We addressed several issues concerning children who show gender non-normative (GNN) patterns of peer play. First, do young children with GNN peer preferences differ from childrenwith gender normative (GN) peer preferences in problem behaviors? Second, doGNNandGNchildren differ in sociability and isolation and do they have differential socialization opportunities with externalizing, internalizing, and socially competent peers?We employed a Bayesian approach for classifying children asGNNbased on their peer preferences as compared to their peers using a sample of Head Start preschool children from a large Southwestern city (N=257; 53% boys; M age=51 months; 66% Mexican American). To calculatesocializationopportunities, weassessedaffiliationtoeach child in theclassandweighted thatbyeachpeer'scharacteristics todeterminetheexposurethateachchildhadtodifferentkindsof peers.GNchildren of both sexes interacted more with same-sex peers,whichmay limit learning ofdifferent stylesof interaction. As compared to GN children, GNN children exhibited more engagement in other-sex activities and with other-sex play partners and GNN children experienced somewhat fewer peer interactions, but did not differ on problem behaviors or social competence. Boys with GNN peer preferences had increased exposure to peers with problem behaviors. GNN girls experienced little exposure to peers with problem behaviors, but they also had little exposure to socially competent peers,which may reduce learning social skills from peers. Implications of these findings for future socialization and development will be discussed.

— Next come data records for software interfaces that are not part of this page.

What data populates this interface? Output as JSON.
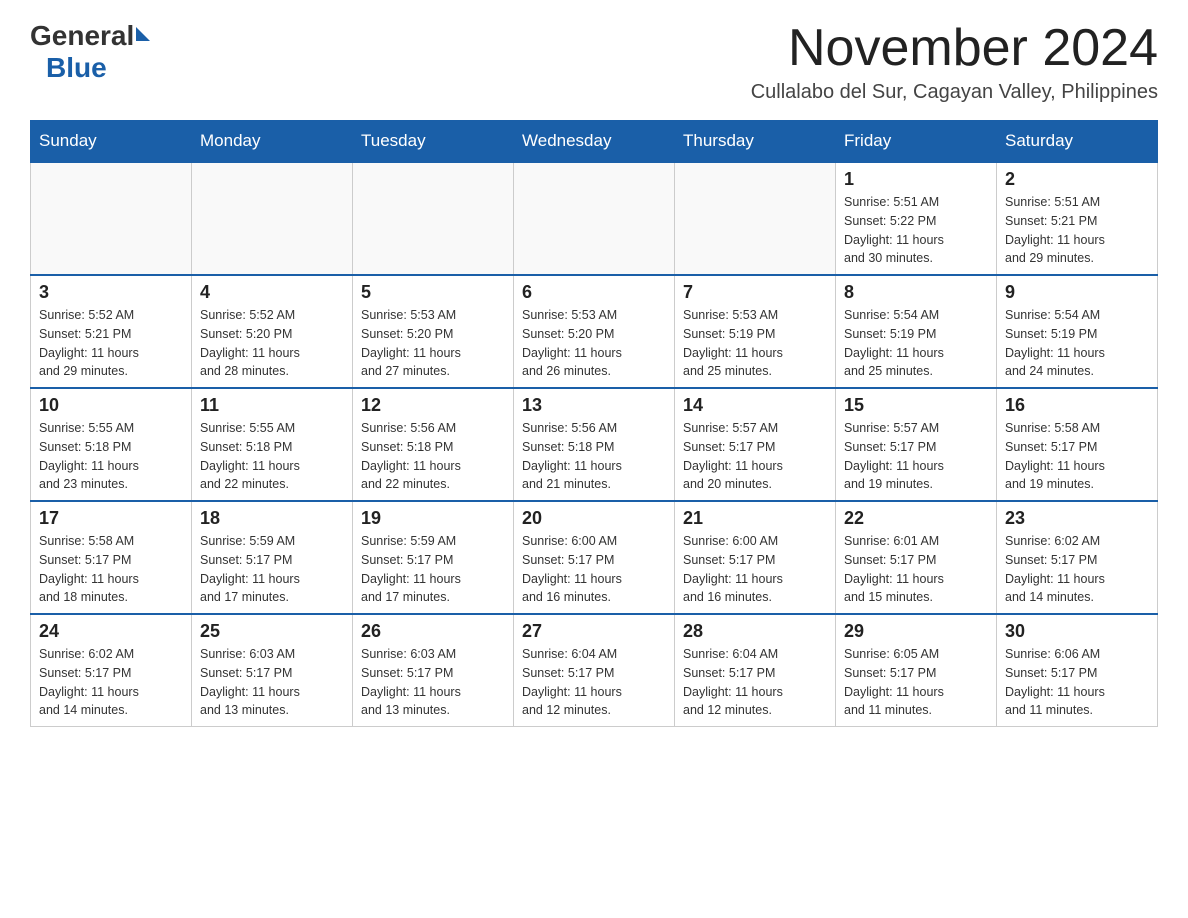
{
  "logo": {
    "general_text": "General",
    "blue_text": "Blue"
  },
  "title": "November 2024",
  "location": "Cullalabo del Sur, Cagayan Valley, Philippines",
  "days_of_week": [
    "Sunday",
    "Monday",
    "Tuesday",
    "Wednesday",
    "Thursday",
    "Friday",
    "Saturday"
  ],
  "weeks": [
    [
      {
        "day": "",
        "info": ""
      },
      {
        "day": "",
        "info": ""
      },
      {
        "day": "",
        "info": ""
      },
      {
        "day": "",
        "info": ""
      },
      {
        "day": "",
        "info": ""
      },
      {
        "day": "1",
        "info": "Sunrise: 5:51 AM\nSunset: 5:22 PM\nDaylight: 11 hours\nand 30 minutes."
      },
      {
        "day": "2",
        "info": "Sunrise: 5:51 AM\nSunset: 5:21 PM\nDaylight: 11 hours\nand 29 minutes."
      }
    ],
    [
      {
        "day": "3",
        "info": "Sunrise: 5:52 AM\nSunset: 5:21 PM\nDaylight: 11 hours\nand 29 minutes."
      },
      {
        "day": "4",
        "info": "Sunrise: 5:52 AM\nSunset: 5:20 PM\nDaylight: 11 hours\nand 28 minutes."
      },
      {
        "day": "5",
        "info": "Sunrise: 5:53 AM\nSunset: 5:20 PM\nDaylight: 11 hours\nand 27 minutes."
      },
      {
        "day": "6",
        "info": "Sunrise: 5:53 AM\nSunset: 5:20 PM\nDaylight: 11 hours\nand 26 minutes."
      },
      {
        "day": "7",
        "info": "Sunrise: 5:53 AM\nSunset: 5:19 PM\nDaylight: 11 hours\nand 25 minutes."
      },
      {
        "day": "8",
        "info": "Sunrise: 5:54 AM\nSunset: 5:19 PM\nDaylight: 11 hours\nand 25 minutes."
      },
      {
        "day": "9",
        "info": "Sunrise: 5:54 AM\nSunset: 5:19 PM\nDaylight: 11 hours\nand 24 minutes."
      }
    ],
    [
      {
        "day": "10",
        "info": "Sunrise: 5:55 AM\nSunset: 5:18 PM\nDaylight: 11 hours\nand 23 minutes."
      },
      {
        "day": "11",
        "info": "Sunrise: 5:55 AM\nSunset: 5:18 PM\nDaylight: 11 hours\nand 22 minutes."
      },
      {
        "day": "12",
        "info": "Sunrise: 5:56 AM\nSunset: 5:18 PM\nDaylight: 11 hours\nand 22 minutes."
      },
      {
        "day": "13",
        "info": "Sunrise: 5:56 AM\nSunset: 5:18 PM\nDaylight: 11 hours\nand 21 minutes."
      },
      {
        "day": "14",
        "info": "Sunrise: 5:57 AM\nSunset: 5:17 PM\nDaylight: 11 hours\nand 20 minutes."
      },
      {
        "day": "15",
        "info": "Sunrise: 5:57 AM\nSunset: 5:17 PM\nDaylight: 11 hours\nand 19 minutes."
      },
      {
        "day": "16",
        "info": "Sunrise: 5:58 AM\nSunset: 5:17 PM\nDaylight: 11 hours\nand 19 minutes."
      }
    ],
    [
      {
        "day": "17",
        "info": "Sunrise: 5:58 AM\nSunset: 5:17 PM\nDaylight: 11 hours\nand 18 minutes."
      },
      {
        "day": "18",
        "info": "Sunrise: 5:59 AM\nSunset: 5:17 PM\nDaylight: 11 hours\nand 17 minutes."
      },
      {
        "day": "19",
        "info": "Sunrise: 5:59 AM\nSunset: 5:17 PM\nDaylight: 11 hours\nand 17 minutes."
      },
      {
        "day": "20",
        "info": "Sunrise: 6:00 AM\nSunset: 5:17 PM\nDaylight: 11 hours\nand 16 minutes."
      },
      {
        "day": "21",
        "info": "Sunrise: 6:00 AM\nSunset: 5:17 PM\nDaylight: 11 hours\nand 16 minutes."
      },
      {
        "day": "22",
        "info": "Sunrise: 6:01 AM\nSunset: 5:17 PM\nDaylight: 11 hours\nand 15 minutes."
      },
      {
        "day": "23",
        "info": "Sunrise: 6:02 AM\nSunset: 5:17 PM\nDaylight: 11 hours\nand 14 minutes."
      }
    ],
    [
      {
        "day": "24",
        "info": "Sunrise: 6:02 AM\nSunset: 5:17 PM\nDaylight: 11 hours\nand 14 minutes."
      },
      {
        "day": "25",
        "info": "Sunrise: 6:03 AM\nSunset: 5:17 PM\nDaylight: 11 hours\nand 13 minutes."
      },
      {
        "day": "26",
        "info": "Sunrise: 6:03 AM\nSunset: 5:17 PM\nDaylight: 11 hours\nand 13 minutes."
      },
      {
        "day": "27",
        "info": "Sunrise: 6:04 AM\nSunset: 5:17 PM\nDaylight: 11 hours\nand 12 minutes."
      },
      {
        "day": "28",
        "info": "Sunrise: 6:04 AM\nSunset: 5:17 PM\nDaylight: 11 hours\nand 12 minutes."
      },
      {
        "day": "29",
        "info": "Sunrise: 6:05 AM\nSunset: 5:17 PM\nDaylight: 11 hours\nand 11 minutes."
      },
      {
        "day": "30",
        "info": "Sunrise: 6:06 AM\nSunset: 5:17 PM\nDaylight: 11 hours\nand 11 minutes."
      }
    ]
  ]
}
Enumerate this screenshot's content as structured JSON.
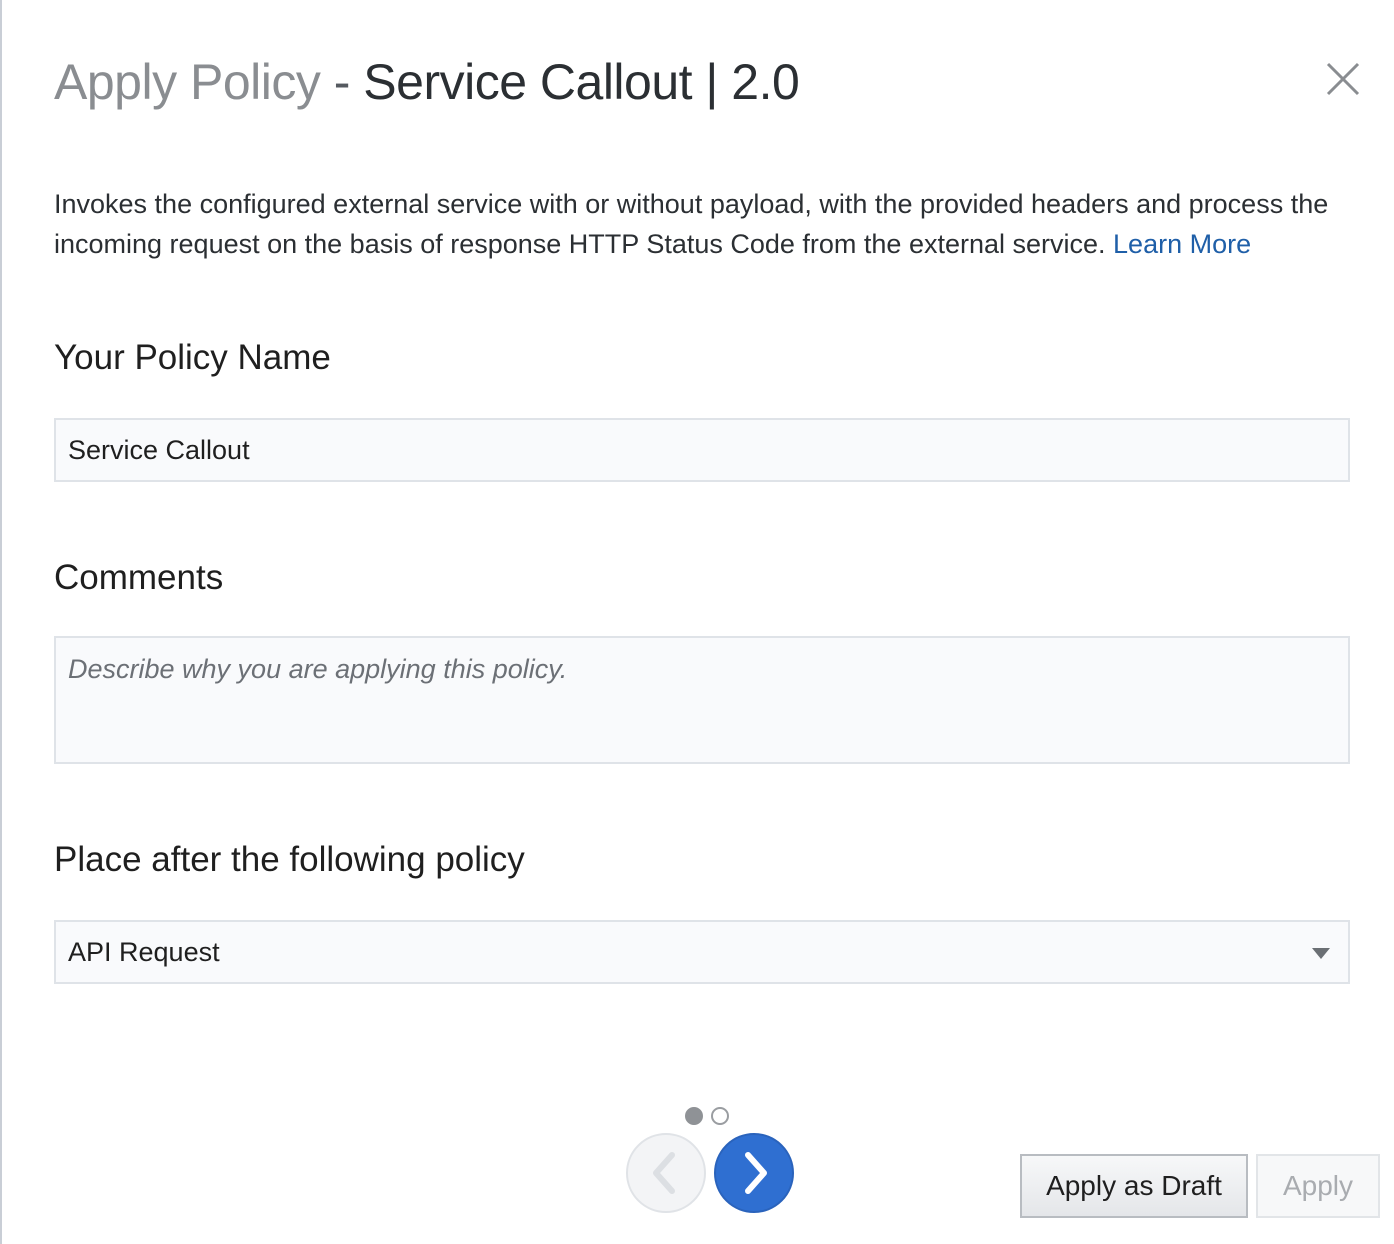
{
  "dialog": {
    "title_prefix": "Apply Policy",
    "title_separator": " - ",
    "title_name": "Service Callout | 2.0",
    "close_icon": "close-icon"
  },
  "description": {
    "text": "Invokes the configured external service with or without payload, with the provided headers and process the incoming request on the basis of response HTTP Status Code from the external service. ",
    "link_text": "Learn More"
  },
  "policy_name": {
    "label": "Your Policy Name",
    "value": "Service Callout"
  },
  "comments": {
    "label": "Comments",
    "placeholder": "Describe why you are applying this policy."
  },
  "placement": {
    "label": "Place after the following policy",
    "selected": "API Request"
  },
  "pager": {
    "current_page": 1,
    "total_pages": 2
  },
  "buttons": {
    "prev_icon": "chevron-left-icon",
    "next_icon": "chevron-right-icon",
    "apply_as_draft": "Apply as Draft",
    "apply": "Apply"
  },
  "colors": {
    "link": "#1f5fa8",
    "next_button": "#2f6fd1",
    "disabled_text": "#a9acb0"
  }
}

- Gender identity
- Gender roles
- Peer socialization
ASJC Scopus subject areas
- Arts and Humanities (miscellaneous)